What is expected: Copy out each line of the listing below that contains the word "Deep".

The input:
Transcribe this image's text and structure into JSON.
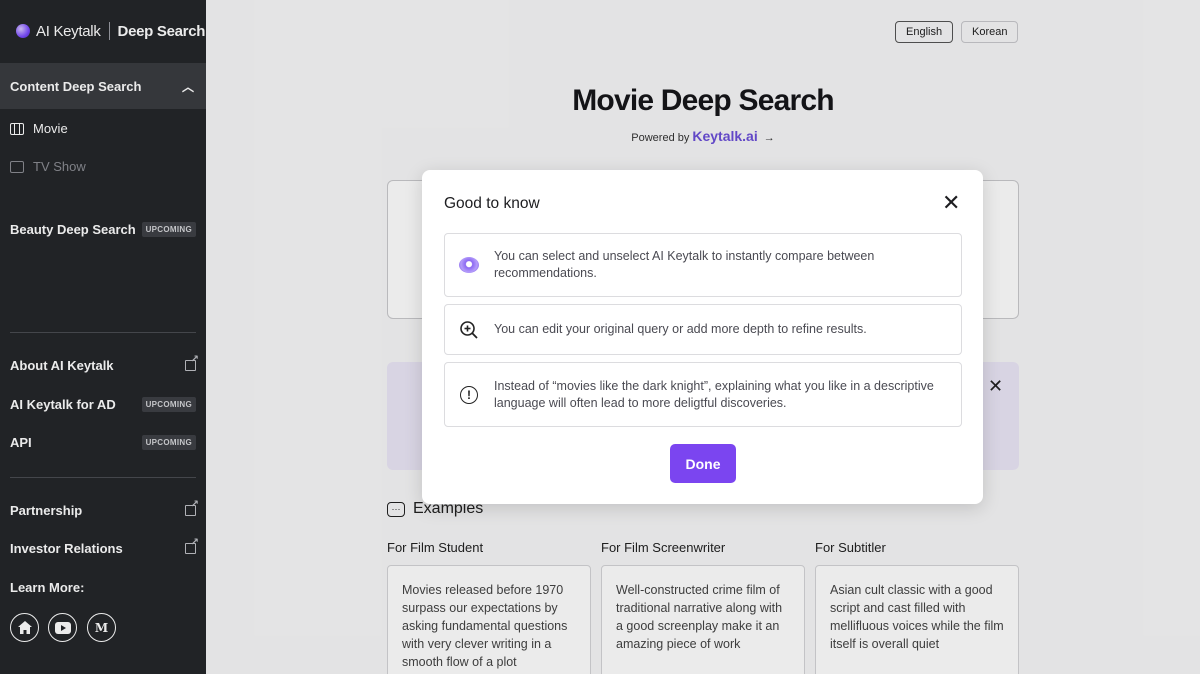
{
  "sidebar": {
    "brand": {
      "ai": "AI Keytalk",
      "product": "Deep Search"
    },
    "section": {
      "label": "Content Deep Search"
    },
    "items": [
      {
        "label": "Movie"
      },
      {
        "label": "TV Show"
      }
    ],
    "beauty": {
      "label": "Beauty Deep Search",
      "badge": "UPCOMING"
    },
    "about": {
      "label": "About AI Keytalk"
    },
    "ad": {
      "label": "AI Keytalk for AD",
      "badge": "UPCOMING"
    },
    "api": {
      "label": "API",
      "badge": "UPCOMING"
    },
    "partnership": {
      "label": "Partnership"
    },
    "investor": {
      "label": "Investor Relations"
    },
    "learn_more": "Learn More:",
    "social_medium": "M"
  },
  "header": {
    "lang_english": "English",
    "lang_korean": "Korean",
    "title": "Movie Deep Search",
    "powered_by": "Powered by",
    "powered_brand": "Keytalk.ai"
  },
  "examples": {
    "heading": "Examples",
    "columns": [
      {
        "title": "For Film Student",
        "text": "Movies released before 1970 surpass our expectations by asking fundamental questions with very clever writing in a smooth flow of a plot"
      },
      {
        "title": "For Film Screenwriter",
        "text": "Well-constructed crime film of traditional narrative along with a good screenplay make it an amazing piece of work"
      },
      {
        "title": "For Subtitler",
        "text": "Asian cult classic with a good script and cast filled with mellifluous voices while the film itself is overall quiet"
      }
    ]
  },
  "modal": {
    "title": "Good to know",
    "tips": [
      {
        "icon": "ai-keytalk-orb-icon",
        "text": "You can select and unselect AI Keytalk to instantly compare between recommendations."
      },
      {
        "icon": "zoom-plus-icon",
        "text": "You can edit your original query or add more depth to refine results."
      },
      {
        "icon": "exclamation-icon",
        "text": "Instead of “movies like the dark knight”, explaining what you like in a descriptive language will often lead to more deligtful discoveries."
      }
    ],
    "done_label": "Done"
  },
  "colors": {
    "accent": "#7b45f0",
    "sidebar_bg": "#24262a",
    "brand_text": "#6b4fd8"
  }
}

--

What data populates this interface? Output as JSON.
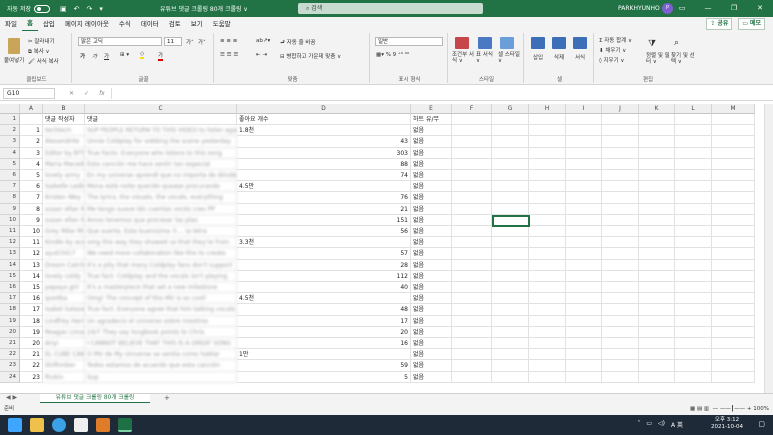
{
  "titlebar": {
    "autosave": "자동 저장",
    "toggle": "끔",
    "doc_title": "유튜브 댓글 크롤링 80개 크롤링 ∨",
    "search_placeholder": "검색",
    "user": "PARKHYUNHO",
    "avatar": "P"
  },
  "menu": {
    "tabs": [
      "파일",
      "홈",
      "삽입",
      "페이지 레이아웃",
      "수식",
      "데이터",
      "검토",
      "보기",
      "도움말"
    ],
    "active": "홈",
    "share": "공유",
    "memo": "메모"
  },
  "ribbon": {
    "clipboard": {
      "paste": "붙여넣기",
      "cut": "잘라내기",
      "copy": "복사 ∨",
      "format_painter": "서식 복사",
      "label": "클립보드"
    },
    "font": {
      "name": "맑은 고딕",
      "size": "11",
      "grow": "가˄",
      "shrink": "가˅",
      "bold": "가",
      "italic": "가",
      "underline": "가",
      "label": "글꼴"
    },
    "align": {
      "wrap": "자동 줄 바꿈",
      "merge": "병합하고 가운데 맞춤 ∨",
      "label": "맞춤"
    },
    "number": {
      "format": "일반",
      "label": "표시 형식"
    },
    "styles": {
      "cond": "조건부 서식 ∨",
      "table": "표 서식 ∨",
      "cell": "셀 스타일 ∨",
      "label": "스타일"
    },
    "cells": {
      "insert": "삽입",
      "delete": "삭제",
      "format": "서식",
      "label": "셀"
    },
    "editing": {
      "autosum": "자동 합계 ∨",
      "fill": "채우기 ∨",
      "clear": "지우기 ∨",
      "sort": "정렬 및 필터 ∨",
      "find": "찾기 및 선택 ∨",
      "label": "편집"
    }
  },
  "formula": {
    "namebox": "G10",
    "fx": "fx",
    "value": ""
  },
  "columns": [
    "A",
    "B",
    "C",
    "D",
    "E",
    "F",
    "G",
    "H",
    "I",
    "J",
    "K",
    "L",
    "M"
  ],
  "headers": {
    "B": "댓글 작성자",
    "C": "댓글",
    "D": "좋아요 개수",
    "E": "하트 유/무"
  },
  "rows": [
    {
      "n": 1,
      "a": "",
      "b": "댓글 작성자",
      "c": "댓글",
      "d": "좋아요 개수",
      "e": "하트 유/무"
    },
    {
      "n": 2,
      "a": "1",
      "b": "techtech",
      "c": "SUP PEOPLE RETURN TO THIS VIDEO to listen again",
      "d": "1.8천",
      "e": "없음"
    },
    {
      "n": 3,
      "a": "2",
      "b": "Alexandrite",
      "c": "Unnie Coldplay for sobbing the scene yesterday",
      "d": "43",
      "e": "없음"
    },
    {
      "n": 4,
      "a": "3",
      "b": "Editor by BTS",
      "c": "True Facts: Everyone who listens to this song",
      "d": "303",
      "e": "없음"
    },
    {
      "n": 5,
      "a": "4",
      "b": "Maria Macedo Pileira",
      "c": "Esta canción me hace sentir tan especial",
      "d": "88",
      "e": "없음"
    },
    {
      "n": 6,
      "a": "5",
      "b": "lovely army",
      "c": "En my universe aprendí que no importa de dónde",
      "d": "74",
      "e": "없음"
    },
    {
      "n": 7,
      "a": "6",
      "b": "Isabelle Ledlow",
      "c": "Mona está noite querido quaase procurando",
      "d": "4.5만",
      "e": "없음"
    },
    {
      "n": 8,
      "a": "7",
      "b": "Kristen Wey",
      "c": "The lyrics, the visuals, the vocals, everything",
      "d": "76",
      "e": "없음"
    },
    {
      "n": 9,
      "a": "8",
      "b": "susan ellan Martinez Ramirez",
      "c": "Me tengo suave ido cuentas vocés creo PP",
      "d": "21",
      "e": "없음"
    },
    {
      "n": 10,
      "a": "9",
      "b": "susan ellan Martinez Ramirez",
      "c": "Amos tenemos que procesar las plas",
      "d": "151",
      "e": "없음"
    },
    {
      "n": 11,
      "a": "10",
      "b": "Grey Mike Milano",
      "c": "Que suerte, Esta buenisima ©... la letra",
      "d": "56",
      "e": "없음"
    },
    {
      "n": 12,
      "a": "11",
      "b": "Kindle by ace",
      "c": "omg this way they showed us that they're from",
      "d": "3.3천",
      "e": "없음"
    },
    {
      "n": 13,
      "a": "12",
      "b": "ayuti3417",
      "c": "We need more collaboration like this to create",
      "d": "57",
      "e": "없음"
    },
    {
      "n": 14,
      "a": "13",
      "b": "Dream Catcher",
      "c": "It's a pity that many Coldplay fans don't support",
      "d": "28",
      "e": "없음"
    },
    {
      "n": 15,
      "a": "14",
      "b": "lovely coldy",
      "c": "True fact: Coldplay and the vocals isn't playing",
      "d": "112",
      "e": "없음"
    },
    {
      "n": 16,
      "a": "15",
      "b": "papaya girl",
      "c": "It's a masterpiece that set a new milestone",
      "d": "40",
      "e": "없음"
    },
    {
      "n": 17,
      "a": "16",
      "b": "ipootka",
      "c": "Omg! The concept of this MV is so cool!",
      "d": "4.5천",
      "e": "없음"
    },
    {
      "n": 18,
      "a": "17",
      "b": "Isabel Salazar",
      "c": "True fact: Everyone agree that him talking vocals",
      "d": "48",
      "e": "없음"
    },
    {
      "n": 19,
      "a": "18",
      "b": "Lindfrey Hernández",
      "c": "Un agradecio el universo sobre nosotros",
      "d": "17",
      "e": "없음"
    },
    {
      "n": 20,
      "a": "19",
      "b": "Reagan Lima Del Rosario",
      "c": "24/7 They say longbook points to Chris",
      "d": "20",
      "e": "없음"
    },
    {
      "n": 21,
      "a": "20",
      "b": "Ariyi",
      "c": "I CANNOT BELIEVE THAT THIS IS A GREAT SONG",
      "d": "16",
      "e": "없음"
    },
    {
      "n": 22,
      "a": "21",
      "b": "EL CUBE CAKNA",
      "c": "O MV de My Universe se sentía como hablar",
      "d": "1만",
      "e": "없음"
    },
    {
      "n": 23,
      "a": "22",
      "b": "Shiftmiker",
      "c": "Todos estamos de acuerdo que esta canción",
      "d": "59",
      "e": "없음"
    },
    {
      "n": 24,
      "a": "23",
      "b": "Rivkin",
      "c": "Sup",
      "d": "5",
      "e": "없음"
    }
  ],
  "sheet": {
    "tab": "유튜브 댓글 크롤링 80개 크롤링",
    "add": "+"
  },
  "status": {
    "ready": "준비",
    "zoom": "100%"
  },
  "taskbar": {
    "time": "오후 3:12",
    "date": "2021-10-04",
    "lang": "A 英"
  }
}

Answer to the problem:
      "product": "Deep Search"
      "label": "Content Deep Search"
      "label": "Beauty Deep Search",
    "title": "Movie Deep Search",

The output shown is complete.